Training camp was in London, Ontario, that September. “I went,” Green wrote later, “not knowing if I could play hockey again or not.” He could: helmeted, now, he played another two seasons for the Bruins before jumping to the WHA, where he skated a further eight.
(Photo used with the permission of the University of Manitoba Archives & Special Collections, Winnipeg Tribune fonds, PC 18-3786-001neg)
Handmedown Hab: Danny Geoffrion was three years old in March of 1961; his father, Bernie, had just turned 30. Boom-Boom, as Geoffrion père was better known, was in the midst of his best scoring season, one in which he’d score 50 goals for the Canadiens and lead the NHL with 95 points. Sporting his dad’s number 5 here, Danny would, in time, earn a Habs’ sweater of his own: after GM Sam Pollock drafted him in 1978, he made the team as a 20-year-old right winger the following season, wearing number 20 and an uninspired nickname: Little Boomer. The defending Stanley Cup champions got a new coach that year, too: Bernie Geoffrion.
It didn’t go so well, familywise. In December, though the team was at the top of the Norris Division, Boom-Boom resigned as coach, handing the reins to an assistant, Claude Ruel. It was a few months before Geoffrion talked publicly about the pressure of coaching his son. Frank Brown of the Associated Press was one of the writers who told the story:
“I should have been like the other coaches and give a chance to my son,” said Bernie Geoffrion, “but I was afraid I’d be criticized for putting him in too much.”
So he barely put him in at all. As time passed, things worsened.
“For three weeks, we didn’t talk — not a word. Can you imagine that?” said Bernie Geoffrion. In the Montreal Forum, on the buses, in the airports, in the hotels, they would walk past each other as strangers. “It was unbelievable.”
It got to be too much. One day, Bernie Geoffrion walked into his home and sat with his wife of 29 years, Marlene. “I said, ‘Mom, I’m 50 years old. I don’t need the money. I want my kid back.’”
The two reconciled after Bernie quit. “I’ve got my son back,” the ex-coach said, “and that’s all that matters.” Danny still didn’t play much, however. He went without a goal during his Hab tenure: in 34 games before he left the team at the end of the unhappy season, Boom Minor recorded six assists and 19 minutes in penalties. The following season, playing for Winnipeg, he scored a respectable 20 goals and 46 points. But that was his last turn in the NHL.
Bernie Geoffrion does tell a bit of a different tale in Boom-Boom (1997), the autobiography he published with Stan Fischler’s help.
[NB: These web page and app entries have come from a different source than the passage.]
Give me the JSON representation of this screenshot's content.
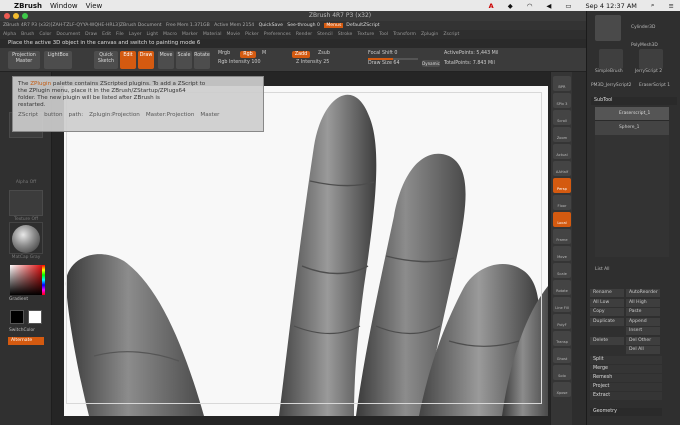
{
  "menubar": {
    "app": "ZBrush",
    "items": [
      "Window",
      "View"
    ],
    "date_time": "Sep 4  12:37 AM"
  },
  "window": {
    "title": "ZBrush 4R7 P3 (x32)"
  },
  "inforow": {
    "left": "ZBrush 4R7 P3 (x32)[ZAH-TZLF-QYYA-WQHE-HRL3]ZBrush Document",
    "mem": "Free Mem 1.371GB",
    "active": "Active Mem 2154",
    "quicksave": "QuickSave",
    "seethrough": "See-through  0",
    "menus": "Menus",
    "script": "DefaultZScript"
  },
  "zmenus": [
    "Alpha",
    "Brush",
    "Color",
    "Document",
    "Draw",
    "Edit",
    "File",
    "Layer",
    "Light",
    "Macro",
    "Marker",
    "Material",
    "Movie",
    "Picker",
    "Preferences",
    "Render",
    "Stencil",
    "Stroke",
    "Texture",
    "Tool",
    "Transform",
    "Zplugin",
    "Zscript"
  ],
  "notice": "Place the active 3D object in the canvas and switch to painting mode  6",
  "shelf": {
    "projection": "Projection Master",
    "lightbox": "LightBox",
    "quicksketch": "Quick Sketch",
    "edit": "Edit",
    "draw": "Draw",
    "move": "Move",
    "scale": "Scale",
    "rotate": "Rotate",
    "mrgb": "Mrgb",
    "rgb": "Rgb",
    "m": "M",
    "rgb_intensity": "Rgb Intensity 100",
    "zadd": "Zadd",
    "zsub": "Zsub",
    "z_intensity": "Z Intensity 25",
    "focal_shift": "Focal Shift 0",
    "draw_size": "Draw Size 64",
    "dynamic": "Dynamic",
    "active_points": "ActivePoints: 5,443  Mil",
    "total_points": "TotalPoints: 7.843  Mil"
  },
  "lefttray": {
    "alpha_off": "Alpha Off",
    "texture_off": "Texture Off",
    "material": "MatCap Gray",
    "gradient": "Gradient",
    "switchcolor": "SwitchColor",
    "alternate": "Alternate"
  },
  "popup": {
    "line1_pre": "The ",
    "line1_hl": "ZPlugin",
    "line1_post": " palette contains ZScripted plugins. To add a ZScript to",
    "line2": "the ZPlugin menu, place it in the ZBrush/ZStartup/ZPlugs64",
    "line3": "folder. The new plugin will be listed after ZBrush is",
    "line4": "restarted.",
    "path_items": [
      "ZScript",
      "button",
      "path:",
      "Zplugin:Projection",
      "Master:Projection",
      "Master"
    ]
  },
  "rstrip": [
    "BPR",
    "SPix 3",
    "Scroll",
    "Zoom",
    "Actual",
    "AAHalf",
    "Persp",
    "Floor",
    "Local",
    "Frame",
    "Move",
    "Scale",
    "Rotate",
    "Line Fill",
    "PolyF",
    "Transp",
    "Ghost",
    "Solo",
    "Xpose"
  ],
  "rpal": {
    "tools": [
      "SimpleBrush",
      "PolyMesh3D",
      "Cylinder3D",
      "EraserScript 2",
      "SimpleBrush",
      "JerryScript 2",
      "PM3D_JerryScript2",
      "EraserScript 1"
    ],
    "subtool_title": "SubTool",
    "subtools": [
      "Eraserscript_1",
      "Sphere_1"
    ],
    "list_all": "List All",
    "buttons": [
      [
        "Rename",
        "AutoReorder"
      ],
      [
        "All Low",
        "All High"
      ],
      [
        "Copy",
        "Paste"
      ],
      [
        "Duplicate",
        "Append"
      ],
      [
        "",
        "Insert"
      ],
      [
        "Delete",
        "Del Other"
      ],
      [
        "",
        "Del All"
      ]
    ],
    "sections": [
      "Split",
      "Merge",
      "Remesh",
      "Project",
      "Extract",
      "Geometry"
    ]
  },
  "colors": {
    "accent": "#d45a10",
    "bg": "#2b2b2b",
    "canvas": "#f8f8f8"
  }
}
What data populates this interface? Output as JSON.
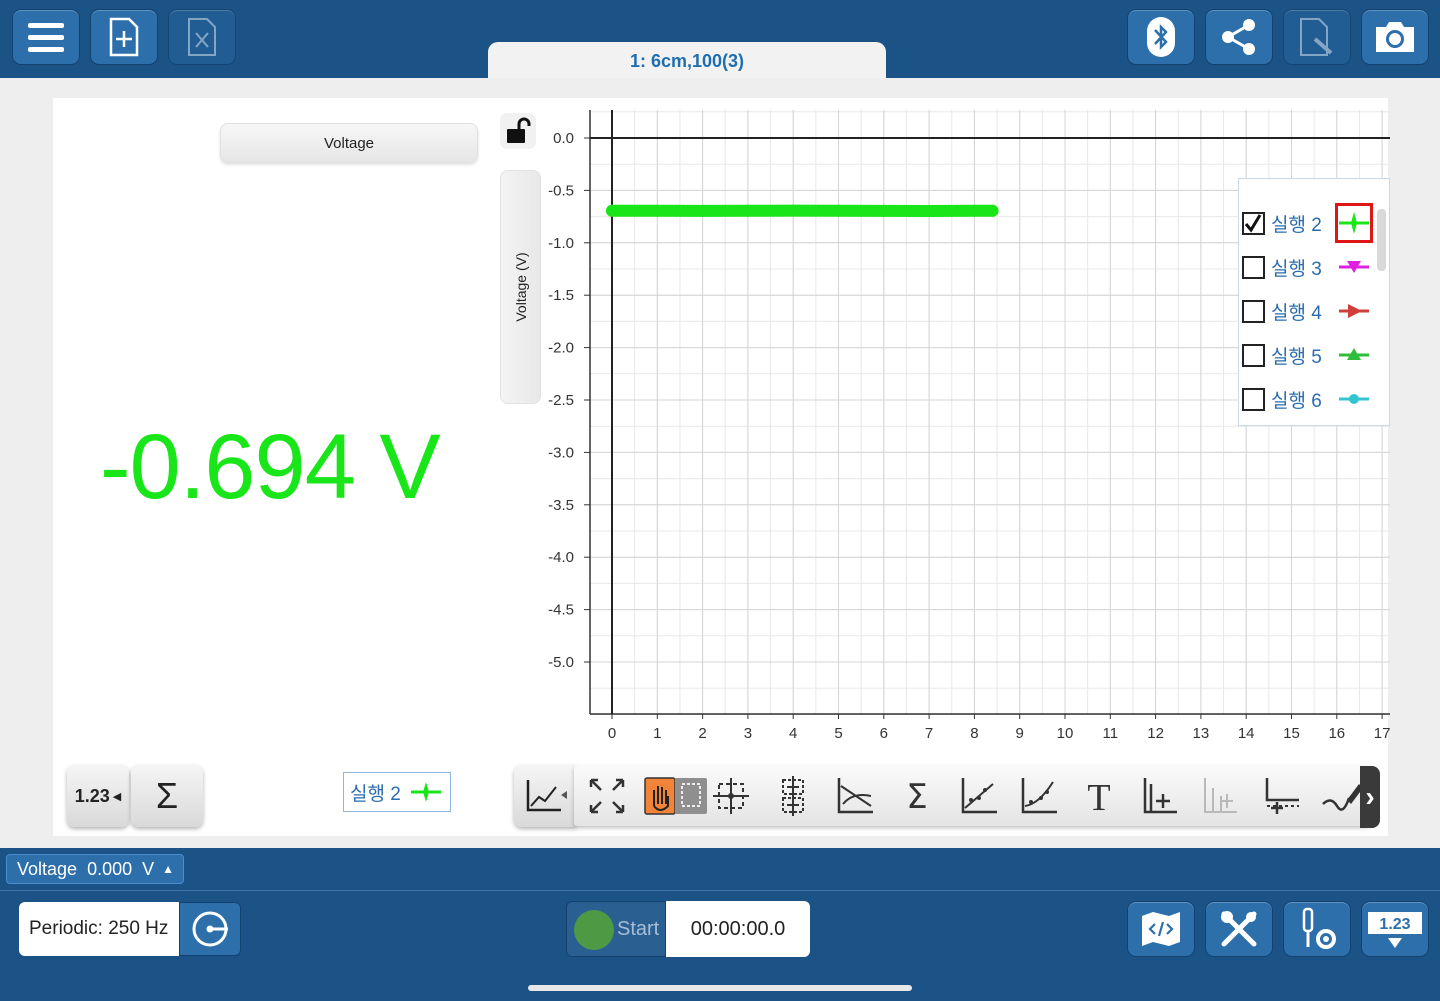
{
  "topbar": {
    "buttons": [
      {
        "name": "menu-button",
        "icon": "hamburger-icon"
      },
      {
        "name": "new-page-button",
        "icon": "add-page-icon"
      },
      {
        "name": "delete-page-button",
        "icon": "delete-page-icon"
      },
      {
        "name": "bluetooth-button",
        "icon": "bluetooth-icon"
      },
      {
        "name": "share-button",
        "icon": "share-icon"
      },
      {
        "name": "annotate-button",
        "icon": "edit-page-icon"
      },
      {
        "name": "camera-button",
        "icon": "camera-icon"
      }
    ]
  },
  "tab": {
    "title": "1: 6cm,100(3)"
  },
  "meter": {
    "header": "Voltage",
    "value": "-0.694 V",
    "color": "#19e619"
  },
  "graph": {
    "y_axis_label": "Voltage (V)"
  },
  "chart_data": {
    "type": "line",
    "x": [
      0,
      1,
      2,
      3,
      4,
      5,
      6,
      7,
      8,
      8.4
    ],
    "series": [
      {
        "name": "실행 2",
        "color": "#19e619",
        "values": [
          -0.694,
          -0.694,
          -0.695,
          -0.694,
          -0.693,
          -0.694,
          -0.695,
          -0.696,
          -0.694,
          -0.694
        ]
      }
    ],
    "xlim": [
      0,
      17
    ],
    "ylim": [
      -5.0,
      0.0
    ],
    "x_ticks": [
      "0",
      "1",
      "2",
      "3",
      "4",
      "5",
      "6",
      "7",
      "8",
      "9",
      "10",
      "11",
      "12",
      "13",
      "14",
      "15",
      "16",
      "17"
    ],
    "y_ticks": [
      "0.0",
      "-0.5",
      "-1.0",
      "-1.5",
      "-2.0",
      "-2.5",
      "-3.0",
      "-3.5",
      "-4.0",
      "-4.5",
      "-5.0"
    ],
    "ylabel": "Voltage (V)",
    "grid": true,
    "legend": "top-right"
  },
  "legend": {
    "items": [
      {
        "label": "실행 2",
        "checked": true,
        "color": "#19e619",
        "selected": true
      },
      {
        "label": "실행 3",
        "checked": false,
        "color": "#e020e0",
        "selected": false
      },
      {
        "label": "실행 4",
        "checked": false,
        "color": "#d0403a",
        "selected": false
      },
      {
        "label": "실행 5",
        "checked": false,
        "color": "#2ebf3a",
        "selected": false
      },
      {
        "label": "실행 6",
        "checked": false,
        "color": "#33c4d0",
        "selected": false
      }
    ]
  },
  "bottom_tools": {
    "digits_label": "1.23",
    "sum_label": "Σ",
    "run_label": "실행 2"
  },
  "graph_toolbar": {
    "tools": [
      "fit-icon",
      "pan-select-icon",
      "crosshair-icon",
      "tangent-icon",
      "slope-icon",
      "integral-icon",
      "curve-fit-icon",
      "curve-fit2-icon",
      "text-icon",
      "add-axis-icon",
      "add-axis-disabled-icon",
      "add-series-icon",
      "draw-icon"
    ],
    "text_tool_label": "T"
  },
  "status": {
    "sensor": "Voltage",
    "sensor_value": "0.000",
    "sensor_unit": "V",
    "rate": "Periodic: 250 Hz",
    "start_label": "Start",
    "timer": "00:00:00.0",
    "display_btn_label": "1.23"
  }
}
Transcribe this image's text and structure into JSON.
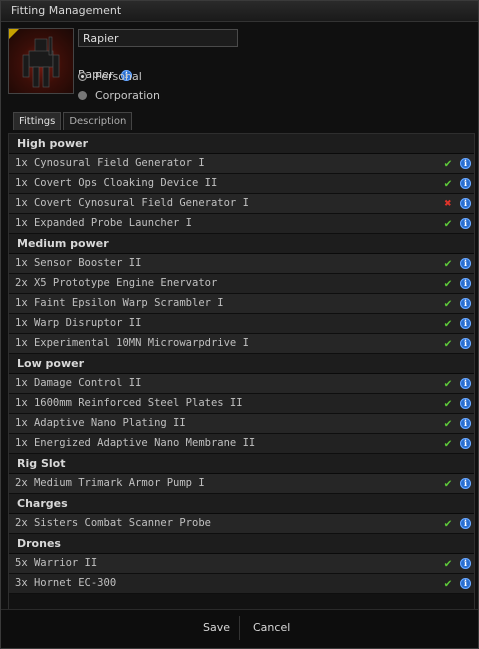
{
  "window": {
    "title": "Fitting Management"
  },
  "header": {
    "fitting_name": "Rapier",
    "ship_type": "Rapier",
    "owner_options": [
      {
        "label": "Personal",
        "selected": true
      },
      {
        "label": "Corporation",
        "selected": false
      }
    ]
  },
  "tabs": [
    {
      "label": "Fittings",
      "active": true
    },
    {
      "label": "Description",
      "active": false
    }
  ],
  "sections": [
    {
      "title": "High power",
      "items": [
        {
          "text": "1x Cynosural Field Generator I",
          "status": "ok"
        },
        {
          "text": "1x Covert Ops Cloaking Device II",
          "status": "ok"
        },
        {
          "text": "1x Covert Cynosural Field Generator I",
          "status": "missing"
        },
        {
          "text": "1x Expanded Probe Launcher I",
          "status": "ok"
        }
      ]
    },
    {
      "title": "Medium power",
      "items": [
        {
          "text": "1x Sensor Booster II",
          "status": "ok"
        },
        {
          "text": "2x X5 Prototype Engine Enervator",
          "status": "ok"
        },
        {
          "text": "1x Faint Epsilon Warp Scrambler I",
          "status": "ok"
        },
        {
          "text": "1x Warp Disruptor II",
          "status": "ok"
        },
        {
          "text": "1x Experimental 10MN Microwarpdrive I",
          "status": "ok"
        }
      ]
    },
    {
      "title": "Low power",
      "items": [
        {
          "text": "1x Damage Control II",
          "status": "ok"
        },
        {
          "text": "1x 1600mm Reinforced Steel Plates II",
          "status": "ok"
        },
        {
          "text": "1x Adaptive Nano Plating II",
          "status": "ok"
        },
        {
          "text": "1x Energized Adaptive Nano Membrane II",
          "status": "ok"
        }
      ]
    },
    {
      "title": "Rig Slot",
      "items": [
        {
          "text": "2x Medium Trimark Armor Pump I",
          "status": "ok"
        }
      ]
    },
    {
      "title": "Charges",
      "items": [
        {
          "text": "2x Sisters Combat Scanner Probe",
          "status": "ok"
        }
      ]
    },
    {
      "title": "Drones",
      "items": [
        {
          "text": "5x Warrior II",
          "status": "ok"
        },
        {
          "text": "3x Hornet EC-300",
          "status": "ok"
        }
      ]
    }
  ],
  "icons": {
    "ok": "✔",
    "missing": "✖",
    "info": "i"
  },
  "colors": {
    "ok": "#5ec83a",
    "missing": "#e0342a",
    "info": "#2a6fd0"
  },
  "footer": {
    "save_label": "Save",
    "cancel_label": "Cancel"
  }
}
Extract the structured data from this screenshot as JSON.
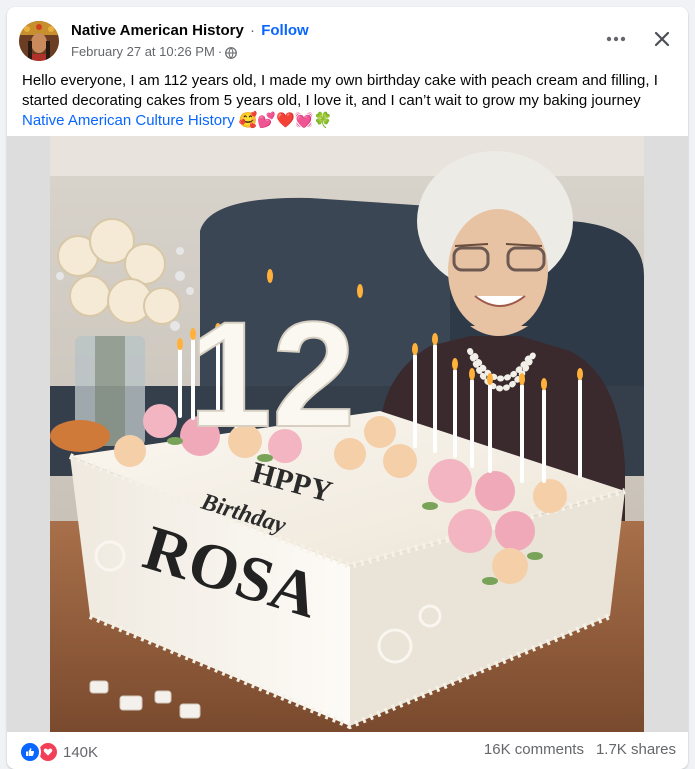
{
  "post": {
    "author": "Native American History",
    "separator": "·",
    "follow_label": "Follow",
    "date": "February 27 at 10:26 PM",
    "date_separator": "·",
    "audience_icon": "globe-icon",
    "body_text": "Hello everyone, I am 112 years old, I made my own birthday cake with peach cream and filling, I started decorating cakes from 5 years old, I love it, and I can’t wait to grow my baking journey ",
    "hashtag": "Native American Culture History",
    "emojis": "🥰💕❤️💓🍀",
    "more_icon": "more-horizontal-icon",
    "close_icon": "close-icon"
  },
  "image": {
    "cake_line1": "HPPY",
    "cake_line2": "Birthday",
    "cake_name": "ROSA",
    "candle_number": "12"
  },
  "footer": {
    "reaction_count": "140K",
    "comments": "16K comments",
    "shares": "1.7K shares",
    "reaction_icons": [
      "like-icon",
      "love-icon"
    ]
  },
  "colors": {
    "link": "#0866ff",
    "secondary_text": "#65676b",
    "like": "#0866ff",
    "love": "#f33e58"
  }
}
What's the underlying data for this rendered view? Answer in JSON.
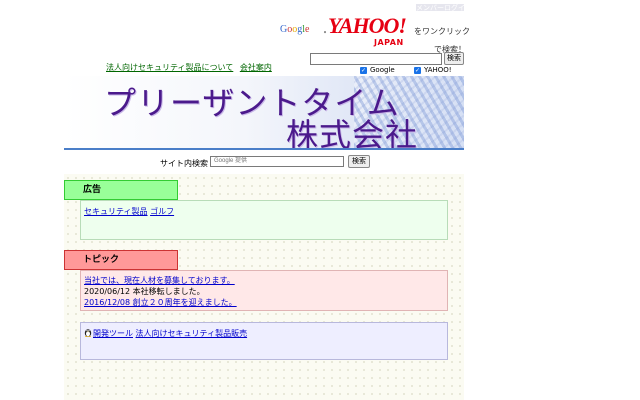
{
  "header": {
    "member_login": "メンバーログイン",
    "google_letters": [
      "G",
      "o",
      "o",
      "g",
      "l",
      "e"
    ],
    "separator": "・",
    "yahoo_word": "YAHOO!",
    "yahoo_sub": "JAPAN",
    "one_click": "をワンクリック",
    "search_label": "で検索！",
    "search_input_value": "",
    "search_button": "検索",
    "engines": [
      {
        "label": "Google",
        "checked": true
      },
      {
        "label": "YAHOO!",
        "checked": true
      }
    ]
  },
  "nav": {
    "links": [
      "法人向けセキュリティ製品について",
      "会社案内"
    ]
  },
  "banner": {
    "title_line1": "プリーザントタイム",
    "title_line2": "株式会社"
  },
  "site_search": {
    "label": "サイト内検索",
    "placeholder": "Google 提供",
    "button": "検索"
  },
  "sections": {
    "ads": {
      "heading": "広告",
      "links": [
        "セキュリティ製品",
        "ゴルフ"
      ]
    },
    "topics": {
      "heading": "トピック",
      "items": [
        {
          "text": "当社では、現在人材を募集しております。",
          "link": true
        },
        {
          "text": "2020/06/12 本社移転しました。",
          "link": false
        },
        {
          "text": "2016/12/08 創立２０周年を迎えました。",
          "link": true
        }
      ]
    },
    "products": {
      "links": [
        "開発ツール",
        "法人向けセキュリティ製品販売"
      ]
    }
  },
  "colors": {
    "accent_green": "#99ff99",
    "accent_pink": "#ff9999",
    "banner_purple": "#4b1a8c",
    "link_blue": "#0000cc"
  }
}
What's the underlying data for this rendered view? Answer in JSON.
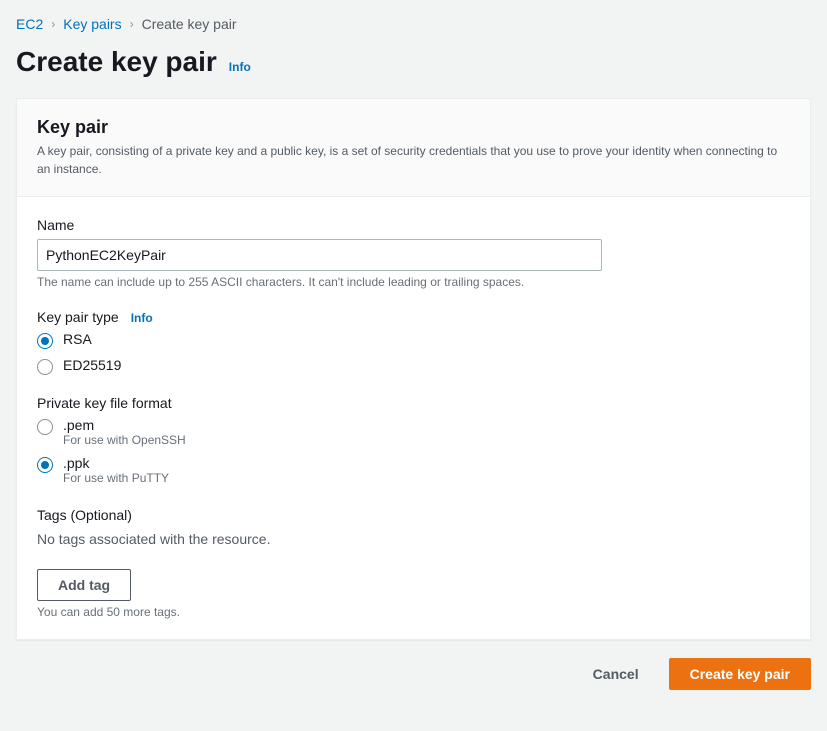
{
  "breadcrumb": {
    "items": [
      {
        "label": "EC2",
        "link": true
      },
      {
        "label": "Key pairs",
        "link": true
      },
      {
        "label": "Create key pair",
        "link": false
      }
    ]
  },
  "page": {
    "title": "Create key pair",
    "info": "Info"
  },
  "panel": {
    "title": "Key pair",
    "description": "A key pair, consisting of a private key and a public key, is a set of security credentials that you use to prove your identity when connecting to an instance."
  },
  "form": {
    "name": {
      "label": "Name",
      "value": "PythonEC2KeyPair",
      "hint": "The name can include up to 255 ASCII characters. It can't include leading or trailing spaces."
    },
    "type": {
      "label": "Key pair type",
      "info": "Info",
      "options": [
        {
          "label": "RSA",
          "checked": true
        },
        {
          "label": "ED25519",
          "checked": false
        }
      ]
    },
    "format": {
      "label": "Private key file format",
      "options": [
        {
          "label": ".pem",
          "desc": "For use with OpenSSH",
          "checked": false
        },
        {
          "label": ".ppk",
          "desc": "For use with PuTTY",
          "checked": true
        }
      ]
    },
    "tags": {
      "label": "Tags (Optional)",
      "empty": "No tags associated with the resource.",
      "add_button": "Add tag",
      "hint": "You can add 50 more tags."
    }
  },
  "actions": {
    "cancel": "Cancel",
    "submit": "Create key pair"
  }
}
It was Ruel and maybe vice-president Toe Blake — anyway, “the organization” — who didn’t want Danny to play. Bernie would try to put him into the line-up and he’d be told no. “Nobody,” he writes, “could give me a good explanation of why I couldn’t play Danny. I could never find the answer.”
He’d dreamed of winning the Stanley Cup as coach of the Canadiens: the dream, he writes, turned into a nightmare. His Marlene is the one, in this telling, who sees his unhappiness and tells him to quit. He did it, Ruel took over, Montreal ended up losing in the playoffs to lowly Minnesota. Finis.
Back to the photo: that’s Marlene up there on the wall, below the Stanley Cup, off to the right of the big smiling Boom-Boom portrait. She was a very good figure skater when she married Boom-Boom; she was 19 and he was 21. Her father is up there, too, on the end: the late Howie Morenz, Streak of Stratford. Marlene didn’t remember him: she was just two when the legendary Montreal star died in 1937 after a career-ending leg injury complicated (as the tale’s told, at least) by a heart broken by the news that he’d never play another game for his beloved Canadiens.